_Records provided_:
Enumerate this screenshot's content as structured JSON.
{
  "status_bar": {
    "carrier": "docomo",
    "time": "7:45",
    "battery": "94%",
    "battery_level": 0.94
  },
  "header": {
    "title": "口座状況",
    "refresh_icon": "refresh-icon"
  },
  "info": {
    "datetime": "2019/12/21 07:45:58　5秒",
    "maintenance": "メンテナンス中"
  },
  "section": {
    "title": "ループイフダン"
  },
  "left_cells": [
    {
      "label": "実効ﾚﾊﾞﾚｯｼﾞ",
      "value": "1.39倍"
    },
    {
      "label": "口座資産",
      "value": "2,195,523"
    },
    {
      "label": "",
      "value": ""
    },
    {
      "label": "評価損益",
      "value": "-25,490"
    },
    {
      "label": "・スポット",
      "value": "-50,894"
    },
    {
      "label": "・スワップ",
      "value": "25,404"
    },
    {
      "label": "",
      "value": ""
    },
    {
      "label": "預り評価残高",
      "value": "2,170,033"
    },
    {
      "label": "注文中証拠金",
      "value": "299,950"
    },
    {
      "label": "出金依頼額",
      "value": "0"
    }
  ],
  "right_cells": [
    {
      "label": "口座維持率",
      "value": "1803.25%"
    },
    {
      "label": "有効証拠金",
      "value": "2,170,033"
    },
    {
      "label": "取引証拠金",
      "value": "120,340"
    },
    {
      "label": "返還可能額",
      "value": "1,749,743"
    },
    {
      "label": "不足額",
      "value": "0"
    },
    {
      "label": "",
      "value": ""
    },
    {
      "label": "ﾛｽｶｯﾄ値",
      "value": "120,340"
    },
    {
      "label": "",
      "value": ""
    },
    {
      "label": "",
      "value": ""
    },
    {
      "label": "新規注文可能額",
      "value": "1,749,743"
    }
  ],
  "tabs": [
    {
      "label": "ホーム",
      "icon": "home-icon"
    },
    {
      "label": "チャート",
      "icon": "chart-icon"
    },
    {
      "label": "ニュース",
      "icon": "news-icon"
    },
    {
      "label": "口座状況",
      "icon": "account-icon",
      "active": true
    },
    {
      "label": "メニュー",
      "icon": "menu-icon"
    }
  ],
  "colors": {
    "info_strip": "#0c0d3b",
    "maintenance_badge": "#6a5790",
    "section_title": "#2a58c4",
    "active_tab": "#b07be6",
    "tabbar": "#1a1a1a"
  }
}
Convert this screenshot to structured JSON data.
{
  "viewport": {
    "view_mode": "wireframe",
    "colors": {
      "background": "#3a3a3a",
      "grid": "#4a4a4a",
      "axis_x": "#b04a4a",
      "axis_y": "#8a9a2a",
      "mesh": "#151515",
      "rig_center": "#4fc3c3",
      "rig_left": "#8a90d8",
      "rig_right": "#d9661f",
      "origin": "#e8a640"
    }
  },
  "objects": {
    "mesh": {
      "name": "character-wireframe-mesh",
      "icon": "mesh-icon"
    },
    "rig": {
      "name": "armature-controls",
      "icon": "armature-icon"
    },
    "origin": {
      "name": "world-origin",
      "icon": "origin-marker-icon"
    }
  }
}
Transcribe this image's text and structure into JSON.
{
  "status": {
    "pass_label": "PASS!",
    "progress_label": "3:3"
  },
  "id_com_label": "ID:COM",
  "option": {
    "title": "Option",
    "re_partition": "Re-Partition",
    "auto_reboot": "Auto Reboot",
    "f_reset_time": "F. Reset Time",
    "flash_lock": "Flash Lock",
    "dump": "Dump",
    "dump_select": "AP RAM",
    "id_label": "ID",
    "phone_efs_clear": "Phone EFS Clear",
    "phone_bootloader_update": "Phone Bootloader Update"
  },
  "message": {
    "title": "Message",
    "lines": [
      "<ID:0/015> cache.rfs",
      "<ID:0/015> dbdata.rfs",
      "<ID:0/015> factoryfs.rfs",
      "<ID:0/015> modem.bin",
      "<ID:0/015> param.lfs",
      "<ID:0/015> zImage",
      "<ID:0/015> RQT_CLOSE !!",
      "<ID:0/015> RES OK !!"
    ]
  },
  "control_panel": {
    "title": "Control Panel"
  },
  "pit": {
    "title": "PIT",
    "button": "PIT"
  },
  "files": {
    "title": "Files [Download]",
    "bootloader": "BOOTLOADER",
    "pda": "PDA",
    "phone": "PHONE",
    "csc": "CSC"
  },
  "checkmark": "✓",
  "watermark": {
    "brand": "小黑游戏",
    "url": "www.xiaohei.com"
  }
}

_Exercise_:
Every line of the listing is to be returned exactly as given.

_Answer to this problem_:
Enumerate this screenshot's content as structured JSON.
{
  "status_bar": {
    "carrier": "docomo",
    "time": "7:45",
    "battery": "94%",
    "battery_level": 0.94
  },
  "header": {
    "title": "口座状況",
    "refresh_icon": "refresh-icon"
  },
  "info": {
    "datetime": "2019/12/21 07:45:58　5秒",
    "maintenance": "メンテナンス中"
  },
  "section": {
    "title": "ループイフダン"
  },
  "left_cells": [
    {
      "label": "実効ﾚﾊﾞﾚｯｼﾞ",
      "value": "1.39倍"
    },
    {
      "label": "口座資産",
      "value": "2,195,523"
    },
    {
      "label": "",
      "value": ""
    },
    {
      "label": "評価損益",
      "value": "-25,490"
    },
    {
      "label": "・スポット",
      "value": "-50,894"
    },
    {
      "label": "・スワップ",
      "value": "25,404"
    },
    {
      "label": "",
      "value": ""
    },
    {
      "label": "預り評価残高",
      "value": "2,170,033"
    },
    {
      "label": "注文中証拠金",
      "value": "299,950"
    },
    {
      "label": "出金依頼額",
      "value": "0"
    }
  ],
  "right_cells": [
    {
      "label": "口座維持率",
      "value": "1803.25%"
    },
    {
      "label": "有効証拠金",
      "value": "2,170,033"
    },
    {
      "label": "取引証拠金",
      "value": "120,340"
    },
    {
      "label": "返還可能額",
      "value": "1,749,743"
    },
    {
      "label": "不足額",
      "value": "0"
    },
    {
      "label": "",
      "value": ""
    },
    {
      "label": "ﾛｽｶｯﾄ値",
      "value": "120,340"
    },
    {
      "label": "",
      "value": ""
    },
    {
      "label": "",
      "value": ""
    },
    {
      "label": "新規注文可能額",
      "value": "1,749,743"
    }
  ],
  "tabs": [
    {
      "label": "ホーム",
      "icon": "home-icon"
    },
    {
      "label": "チャート",
      "icon": "chart-icon"
    },
    {
      "label": "ニュース",
      "icon": "news-icon"
    },
    {
      "label": "口座状況",
      "icon": "account-icon",
      "active": true
    },
    {
      "label": "メニュー",
      "icon": "menu-icon"
    }
  ],
  "colors": {
    "info_strip": "#0c0d3b",
    "maintenance_badge": "#6a5790",
    "section_title": "#2a58c4",
    "active_tab": "#b07be6",
    "tabbar": "#1a1a1a"
  }
}
Convert this screenshot to structured JSON data.
{
  "viewport": {
    "view_mode": "wireframe",
    "colors": {
      "background": "#3a3a3a",
      "grid": "#4a4a4a",
      "axis_x": "#b04a4a",
      "axis_y": "#8a9a2a",
      "mesh": "#151515",
      "rig_center": "#4fc3c3",
      "rig_left": "#8a90d8",
      "rig_right": "#d9661f",
      "origin": "#e8a640"
    }
  },
  "objects": {
    "mesh": {
      "name": "character-wireframe-mesh",
      "icon": "mesh-icon"
    },
    "rig": {
      "name": "armature-controls",
      "icon": "armature-icon"
    },
    "origin": {
      "name": "world-origin",
      "icon": "origin-marker-icon"
    }
  }
}
Transcribe this image's text and structure into JSON.
{
  "status": {
    "pass_label": "PASS!",
    "progress_label": "3:3"
  },
  "id_com_label": "ID:COM",
  "option": {
    "title": "Option",
    "re_partition": "Re-Partition",
    "auto_reboot": "Auto Reboot",
    "f_reset_time": "F. Reset Time",
    "flash_lock": "Flash Lock",
    "dump": "Dump",
    "dump_select": "AP RAM",
    "id_label": "ID",
    "phone_efs_clear": "Phone EFS Clear",
    "phone_bootloader_update": "Phone Bootloader Update"
  },
  "message": {
    "title": "Message",
    "lines": [
      "<ID:0/015> cache.rfs",
      "<ID:0/015> dbdata.rfs",
      "<ID:0/015> factoryfs.rfs",
      "<ID:0/015> modem.bin",
      "<ID:0/015> param.lfs",
      "<ID:0/015> zImage",
      "<ID:0/015> RQT_CLOSE !!",
      "<ID:0/015> RES OK !!"
    ]
  },
  "control_panel": {
    "title": "Control Panel"
  },
  "pit": {
    "title": "PIT",
    "button": "PIT"
  },
  "files": {
    "title": "Files [Download]",
    "bootloader": "BOOTLOADER",
    "pda": "PDA",
    "phone": "PHONE",
    "csc": "CSC"
  },
  "checkmark": "✓",
  "watermark": {
    "brand": "小黑游戏",
    "url": "www.xiaohei.com"
  }
}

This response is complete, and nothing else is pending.